The group warned that, “if Eid is confirmed to serve a lifetime appointment on the federal bench, it could prove disastrous for environmental laws and regulations.”
The organization Alliance for Justice also blasted Eid’s environmental record. The group pointed to Eid’s decision in the case of Larson v. Sinclair Transp. Co. In that case, Eid dissented from the majority and ruled that the oil company in the case could use “eminent domain” to build a gasoline pipeline.
Alliance for Justice pointed out that Eid has also opposed letting groups use eminent domain to build public parks on otherwise unused or condemned land.
5. The Native American Bar Association Supports Eid
When Eid was being considered for a spot on the Tenth Circuit Court of Appeals, the Native American Bar Association published an open letter supporting her.
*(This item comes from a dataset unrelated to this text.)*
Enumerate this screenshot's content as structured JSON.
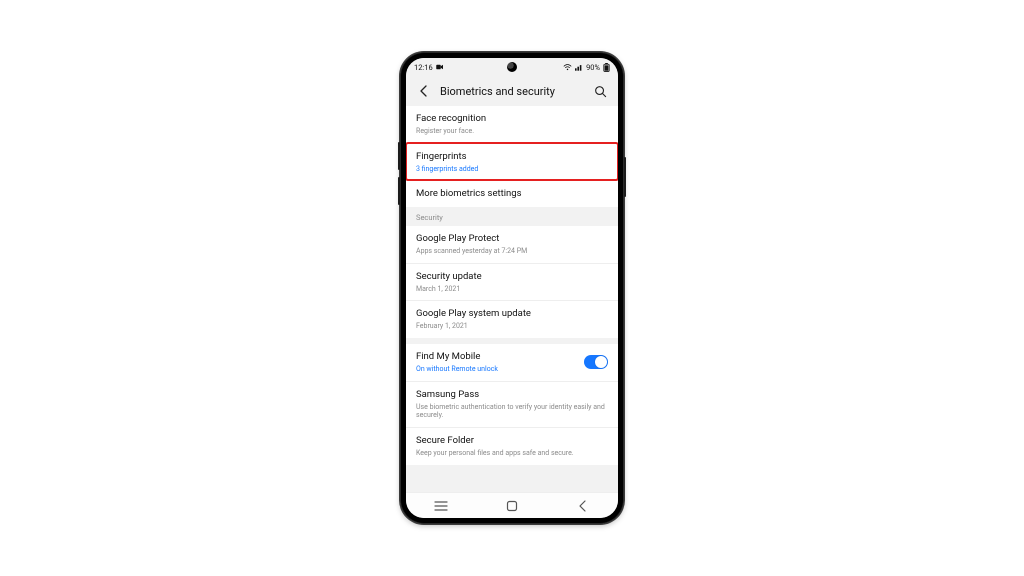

The letter noted that “Justice Eid has demonstrated deep understanding of federal Indian law and policy matters, as well as significant respect for tribes as governments.”
The association praised Eid’s decision in the case of Pawnee Well Users v. Wolfe, a water rights case, and in the Indian Child Welfare Act. The group also praised Eid for her support of tribal rights to operate casinos.
Eid’s husband, Troy, specializes in Federal Indian law and Native American and Alaska Native tribal law.